The past week or so, there have been tons of rec-list diaries celebrating polls that seem to predict Israeli Prime Minister "Bibi" Netanyahu's defeat in tomorrow's parliamentary elections. Things are quite a bit more complicated than that.
In a nutshell, during Bibi's 6 consecutive years in power, his Likud party was not nearly as dominant in Israel's "Knesset" parliament, as foreign journalists would have you believe (e.g., the idiotic 2012 "King Bibi" Time magazine feature). Since the 2013 elections, Bibi's hold onto power has been particularly tenuous; this election called more than 2 years ahead of schedule, being Exhibit A. In the same vein, following tomorrow's elections, it is still very likely that the new Knesset will have substantially more hard-right members, than left-of-center members (see an illustration below the fold). So tomorrow is unlikely to bring a "night-and-day" change.
But I don't want to piss all over the parade: there are clearly signs of change in the air. For the first time in the 21st Century, there's a viable chance that the next government will be led by the Labor party.

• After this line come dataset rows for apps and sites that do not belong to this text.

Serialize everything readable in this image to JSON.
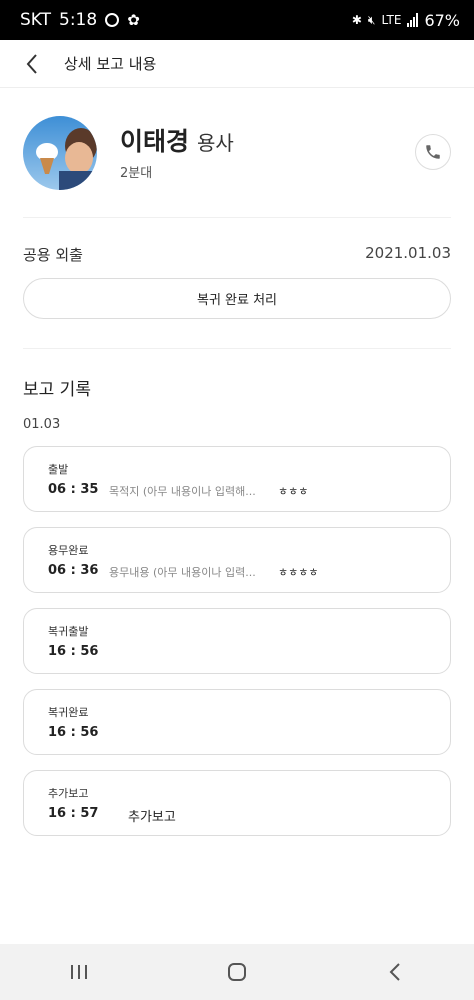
{
  "status_bar": {
    "carrier": "SKT",
    "time": "5:18",
    "network": "LTE",
    "battery": "67%"
  },
  "header": {
    "title": "상세 보고 내용",
    "back_icon": "back-arrow-icon"
  },
  "profile": {
    "name": "이태경",
    "rank": "용사",
    "unit": "2분대",
    "call_icon": "phone-icon"
  },
  "outing": {
    "type": "공용 외출",
    "date": "2021.01.03",
    "return_button_label": "복귀 완료 처리"
  },
  "report_log": {
    "title": "보고 기록",
    "date": "01.03",
    "records": [
      {
        "label": "출발",
        "time": "06 : 35",
        "desc": "목적지 (아무 내용이나 입력해...",
        "note": "ㅎㅎㅎ"
      },
      {
        "label": "용무완료",
        "time": "06 : 36",
        "desc": "용무내용 (아무 내용이나 입력...",
        "note": "ㅎㅎㅎㅎ"
      },
      {
        "label": "복귀출발",
        "time": "16 : 56"
      },
      {
        "label": "복귀완료",
        "time": "16 : 56"
      },
      {
        "label": "추가보고",
        "time": "16 : 57",
        "text": "추가보고"
      }
    ]
  },
  "nav_bar": {
    "items": [
      "recent-apps-icon",
      "home-icon",
      "back-icon"
    ]
  }
}
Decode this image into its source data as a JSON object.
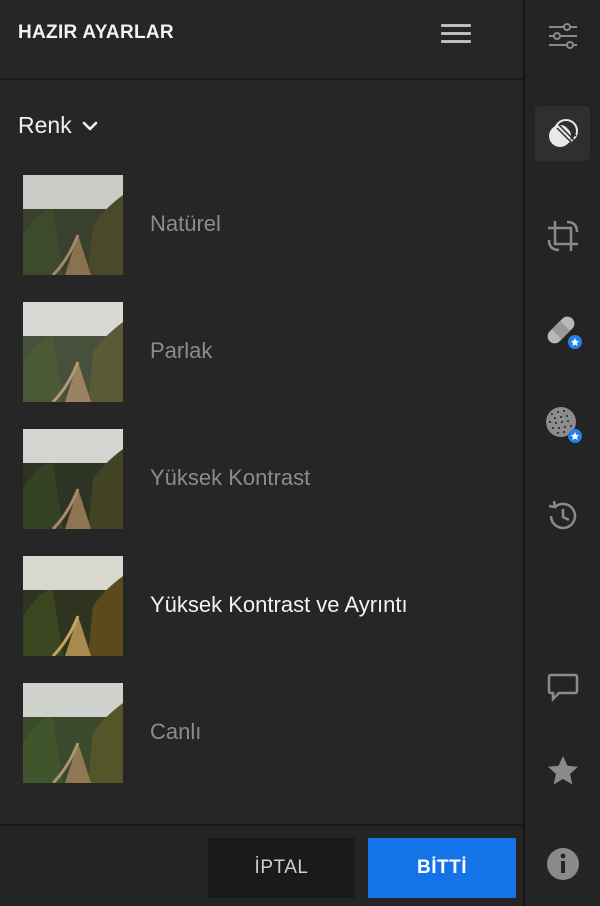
{
  "header": {
    "title": "HAZIR AYARLAR",
    "menu_icon": "hamburger-icon"
  },
  "category": {
    "label": "Renk",
    "icon": "chevron-down-icon"
  },
  "presets": [
    {
      "name": "Natürel",
      "selected": false
    },
    {
      "name": "Parlak",
      "selected": false
    },
    {
      "name": "Yüksek Kontrast",
      "selected": false
    },
    {
      "name": "Yüksek Kontrast ve Ayrıntı",
      "selected": true
    },
    {
      "name": "Canlı",
      "selected": false
    }
  ],
  "footer": {
    "cancel_label": "İPTAL",
    "done_label": "BİTTİ"
  },
  "rail": [
    {
      "icon": "sliders-icon",
      "active": false
    },
    {
      "icon": "presets-icon",
      "active": true
    },
    {
      "icon": "crop-icon",
      "active": false
    },
    {
      "icon": "healing-bandage-icon",
      "active": false,
      "premium": true
    },
    {
      "icon": "selective-mask-icon",
      "active": false,
      "premium": true
    },
    {
      "icon": "history-icon",
      "active": false
    },
    {
      "icon": "comment-icon",
      "active": false
    },
    {
      "icon": "star-icon",
      "active": false
    },
    {
      "icon": "info-icon",
      "active": false
    }
  ],
  "colors": {
    "accent": "#1473e6",
    "panel": "#262626",
    "text_muted": "#8c8c8c",
    "text_active": "#f2f2f2"
  }
}
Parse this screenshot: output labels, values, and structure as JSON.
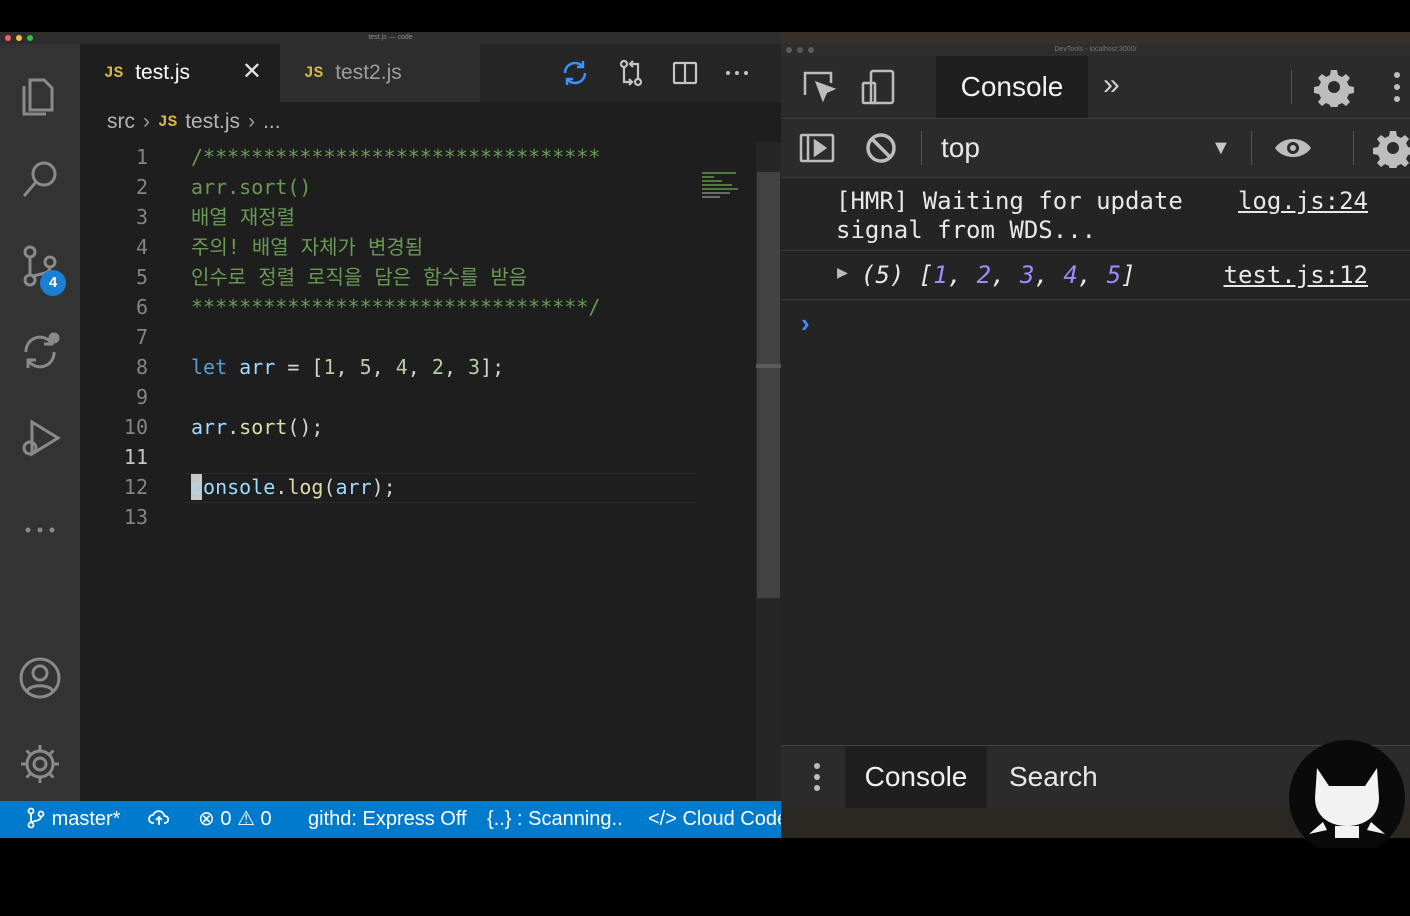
{
  "vscode": {
    "window_title": "test.js — code",
    "activity_badge": "4",
    "tabs": [
      {
        "label": "test.js",
        "icon": "JS"
      },
      {
        "label": "test2.js",
        "icon": "JS"
      }
    ],
    "tab_close": "✕",
    "breadcrumb": {
      "folder": "src",
      "icon": "JS",
      "file": "test.js",
      "tail": "..."
    },
    "editor": {
      "lines": [
        {
          "n": "1",
          "text": "/*********************************"
        },
        {
          "n": "2",
          "text": "arr.sort()"
        },
        {
          "n": "3",
          "text": "배열 재정렬"
        },
        {
          "n": "4",
          "text": "주의! 배열 자체가 변경됨"
        },
        {
          "n": "5",
          "text": "인수로 정렬 로직을 담은 함수를 받음"
        },
        {
          "n": "6",
          "text": "*********************************/"
        },
        {
          "n": "7",
          "text": ""
        },
        {
          "n": "8",
          "parts": [
            "let",
            " ",
            "arr",
            " = [",
            "1",
            ", ",
            "5",
            ", ",
            "4",
            ", ",
            "2",
            ", ",
            "3",
            "];"
          ]
        },
        {
          "n": "9",
          "text": ""
        },
        {
          "n": "10",
          "parts": [
            "arr",
            ".",
            "sort",
            "();"
          ]
        },
        {
          "n": "11",
          "text": ""
        },
        {
          "n": "12",
          "parts": [
            "console",
            ".",
            "log",
            "(",
            "arr",
            ");"
          ]
        },
        {
          "n": "13",
          "text": ""
        }
      ]
    },
    "statusbar": {
      "branch": "master*",
      "errors": "0",
      "warnings": "0",
      "githd": "githd: Express Off",
      "scanning": "{..} : Scanning..",
      "cloud_code": "</> Cloud Code"
    }
  },
  "devtools": {
    "window_title": "DevTools - localhost:3000/",
    "tab_console": "Console",
    "more_tabs": "»",
    "context": "top",
    "context_arrow": "▼",
    "logs": [
      {
        "message_line1": "[HMR] Waiting for update",
        "message_line2": "signal from WDS...",
        "source": "log.js:24"
      },
      {
        "expander": "▶",
        "count": "(5)",
        "values": [
          "1",
          "2",
          "3",
          "4",
          "5"
        ],
        "source": "test.js:12"
      }
    ],
    "prompt": "›",
    "drawer": {
      "console": "Console",
      "search": "Search"
    }
  },
  "colors": {
    "editor_bg": "#1e1e1e",
    "statusbar": "#007acc",
    "comment": "#6a9955",
    "keyword": "#569cd6",
    "variable": "#9cdcfe",
    "function": "#dcdcaa",
    "number": "#b5cea8"
  }
}
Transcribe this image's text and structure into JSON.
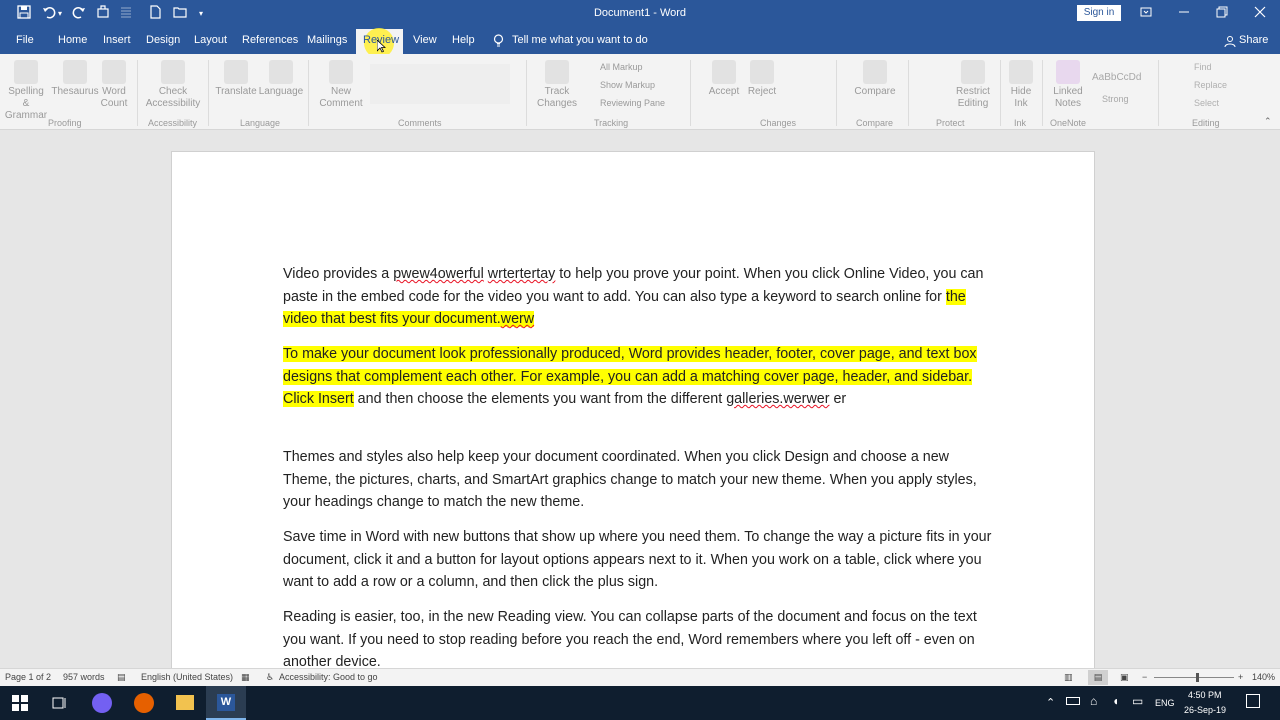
{
  "window": {
    "title": "Document1  -  Word",
    "sign_in": "Sign in",
    "share": "Share"
  },
  "quick_access": {
    "save_icon": "save-icon",
    "undo_icon": "undo-icon",
    "redo_icon": "redo-icon"
  },
  "tabs": [
    "File",
    "Home",
    "Insert",
    "Design",
    "Layout",
    "References",
    "Mailings",
    "Review",
    "View",
    "Help"
  ],
  "active_tab": "Review",
  "tell_me": "Tell me what you want to do",
  "ribbon": {
    "buttons": [
      {
        "label": "Spelling &\nGrammar"
      },
      {
        "label": "Thesaurus"
      },
      {
        "label": "Word\nCount"
      },
      {
        "label": "Check\nAccessibility"
      },
      {
        "label": "Translate"
      },
      {
        "label": "Language"
      },
      {
        "label": "New\nComment"
      },
      {
        "label": "Track\nChanges"
      },
      {
        "label": "Accept"
      },
      {
        "label": "Reject"
      },
      {
        "label": "Compare"
      },
      {
        "label": "Restrict\nEditing"
      },
      {
        "label": "Hide\nInk"
      },
      {
        "label": "Linked\nNotes"
      }
    ],
    "groups": [
      "Proofing",
      "Accessibility",
      "Language",
      "Comments",
      "Tracking",
      "Changes",
      "Compare",
      "Protect",
      "Ink",
      "OneNote"
    ],
    "tracking_options": [
      "All Markup",
      "Show Markup",
      "Reviewing Pane"
    ],
    "styles_samples": [
      "AaBbCcDd",
      "AaBbCcDd",
      "AaBbCcDd"
    ],
    "style_names": [
      "Strong",
      "Editing"
    ],
    "find": "Find",
    "replace": "Replace",
    "select": "Select"
  },
  "document": {
    "p1": {
      "t1": "Video provides a ",
      "t2": "pwew4owerful",
      "t3": " ",
      "t4": "wrtertertay",
      "t5": " to help you prove your point. When you click Online Video, you can paste in the embed code for the video you want to add. You can also type a keyword to search online for ",
      "t6": "the video that best fits your document.",
      "t7": "werw"
    },
    "p2": {
      "t1": "To make your document look professionally produced, Word provides header, footer, cover page, and text box designs that complement each other. For example, you can add a matching cover page, header, and sidebar. Click Insert",
      "t2": " and then choose the elements you want from the different ",
      "t3": "galleries.werwer",
      "t4": " er"
    },
    "p3": "Themes and styles also help keep your document coordinated. When you click Design and choose a new Theme, the pictures, charts, and SmartArt graphics change to match your new theme. When you apply styles, your headings change to match the new theme.",
    "p4": "Save time in Word with new buttons that show up where you need them. To change the way a picture fits in your document, click it and a button for layout options appears next to it. When you work on a table, click where you want to add a row or a column, and then click the plus sign.",
    "p5": "Reading is easier, too, in the new Reading view. You can collapse parts of the document and focus on the text you want. If you need to stop reading before you reach the end, Word remembers where you left off - even on another device."
  },
  "status": {
    "page": "Page 1 of 2",
    "words": "957 words",
    "language": "English (United States)",
    "accessibility": "Accessibility: Good to go",
    "zoom": "140%"
  },
  "taskbar": {
    "lang": "ENG",
    "time": "4:50 PM",
    "date": "26-Sep-19"
  },
  "colors": {
    "word_blue": "#2b579a",
    "highlight": "#ffff00",
    "taskbar": "#0f1e2f"
  }
}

Unfortunately, en route to this position, Labor leaders have decided to adopt an overt center-right campaign strategy. This goes well beyond "New Labor" territory; Israel's Labor had been "New-Labor-like" even before Tony Blair coined the term in the mid-1990s. Here are some things the Labor party (which is running this time jointly with the tiny centrist party of Tzipi Livni, who served as Justice Minister in Bibi's outgoing government) did in order to compete in Israel's right-brainwashed national discourse:
- Reversing their 2013 stance, Labor joined the right wing and voted to disqualify their Arab colleague MK Haneed Zoabi from running. This shameful 27-6 rightward-pandering decision was, just like in previous elections, easily overturned by Israel's High Court in a 8-1 vote.
- They ran a campaign ad touting Labor leader Isaac Herzog's military credentials. He was a desk-job intelligence officer, so the ad talks about how "He knows the Arabs, he's seen them both behind the crosshairs, and through the crosshairs", suggesting that he'd played a crucial role in identifying assassination targets. No word in the ad (or elsewhere in the campaign) about "Knowing the Arabs" as, well, just people you might need to learn to live with in peace, esp. when leading the nation (following some backlash, they cut out the 'crosshairs' bit, but still aired the ad in prime time; the original is embedded in this Hebrew blog post).
- On Gaza, they chose to criticize Bibi from the right (here's Herzog in a February interview (translation mine): "...why did you wait? You should have hit Hamas on the head in time"), or the center (vague mention of "responsibility to the citizens" etc.), but (almost?) never from the left, even an obvious line like "why not attempt 'Live and Let Live' with Gaza instead of repeated wars?", which was voiced by many civil-society organizations but - again - not by Labor.
- Even on purely domestic matters, Labor abandoned their fiery social-justice rhetoric of 2013, in favor of a mostly personal campaign against Bibi and his government's general corruption and lack of accountability.
The list can be longer but you get the idea. The not-so-secret hope among left-leaning voters and the wide world, is that if Herzog-Livni get an electoral mandate, they will govern as left-center, or at least not as right-center as their campaign has been. The hope is, that underneath the monotonic "the-right-wing-was-proven-right! End of Story!" in which Israeli discourse has been stuck since fall 2000, there is finally a general fatigue and a yet-unexpressed wish for something completely different. That this will reveal itself in the polls with a decisive mandate, and that Labor will then know how to leverage the mandate to a good end, rather than squander it, or worse - betray it with right-wing policies.
It's possible to get the best results tomorrow and subsequently, and it'll be great if it happens - but I wouldn't bet my money on it.
Below the fold, a longer description of election basics, and what to look for Tuesday afternoon (US time) when the results come out.